Fuller: “From the CARICOM perspective, we think, or I think it is a fair outcome. We didn’t achieve everything we wanted. So, in the second week the COP did welcome the IPCC special report on global warming of 1.5 which we had been unable to agree on the week before. So, that was a good outcome. Unfortunately, when that’s fed into the Talanoa Dialogue, the dialogue itself which we wanted to say that it informs stronger NDC’s by 2020 was not as strong as we wanted. So, it asked parties to consider the report if it was to update its NDCs. So, it is not as strong as we would have liked it. We are certainly happy that loss and damage was included in the stock taking exercises and included in several parts of the document, which we were going for. The other part that we are disappointed for is the part of market mechanism – there was no conclusion there and so the negotiations will have to continue on that aspect in May and June of next year for a COP decision at the next COP which will be held in Chile at the end of 2019”
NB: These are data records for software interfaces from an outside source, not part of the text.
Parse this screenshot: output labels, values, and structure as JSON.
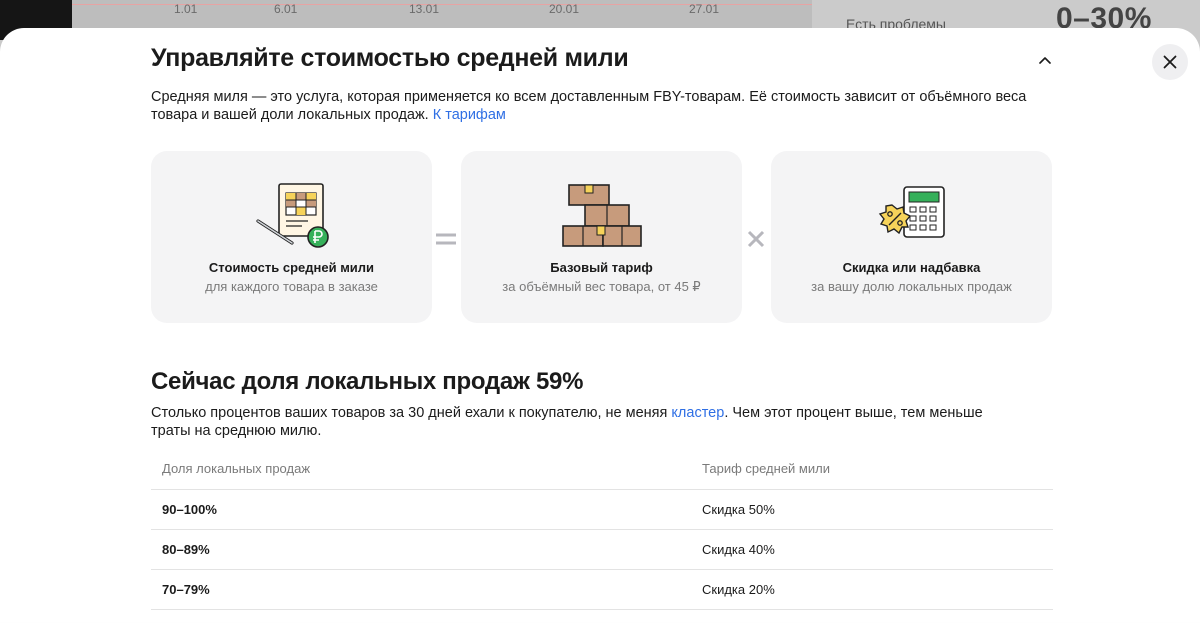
{
  "background": {
    "chart_ticks": [
      "1.01",
      "6.01",
      "13.01",
      "20.01",
      "27.01"
    ],
    "problems_label": "Есть проблемы",
    "percent_range": "0–30%"
  },
  "modal": {
    "title": "Управляйте стоимостью средней мили",
    "intro_text": "Средняя миля — это услуга, которая применяется ко всем доставленным FBY-товарам. Её стоимость зависит от объёмного веса товара и вашей доли локальных продаж.",
    "intro_link": "К тарифам",
    "cards": [
      {
        "title": "Стоимость средней мили",
        "subtitle": "для каждого товара в заказе",
        "icon": "invoice-ruble-icon"
      },
      {
        "title": "Базовый тариф",
        "subtitle": "за объёмный вес товара, от 45 ₽",
        "icon": "boxes-icon"
      },
      {
        "title": "Скидка или надбавка",
        "subtitle": "за вашу долю локальных продаж",
        "icon": "calculator-percent-icon"
      }
    ],
    "operators": [
      "=",
      "×"
    ],
    "section_title": "Сейчас доля локальных продаж 59%",
    "section_text_before": "Столько процентов ваших товаров за 30 дней ехали к покупателю, не меняя",
    "section_link": "кластер",
    "section_text_after": ". Чем этот процент выше, тем меньше траты на среднюю милю.",
    "table": {
      "headers": [
        "Доля локальных продаж",
        "Тариф средней мили"
      ],
      "rows": [
        {
          "share": "90–100%",
          "rate": "Скидка 50%"
        },
        {
          "share": "80–89%",
          "rate": "Скидка 40%"
        },
        {
          "share": "70–79%",
          "rate": "Скидка 20%"
        }
      ]
    }
  },
  "colors": {
    "link": "#2f6fe4",
    "accent_yellow": "#f6d35a",
    "green": "#35b05a"
  }
}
Polanco: “So, right now, countries just go back to implement their NDCs at this point?”
Fuller: “Two of them have already updated theirs and there is a call that parties that strengthen the NDCs should report on that at the UN Secretary General summit which has been called for September of next year. So, we are still hoping and appealing that countries will do so, but they are under no obligations to do so."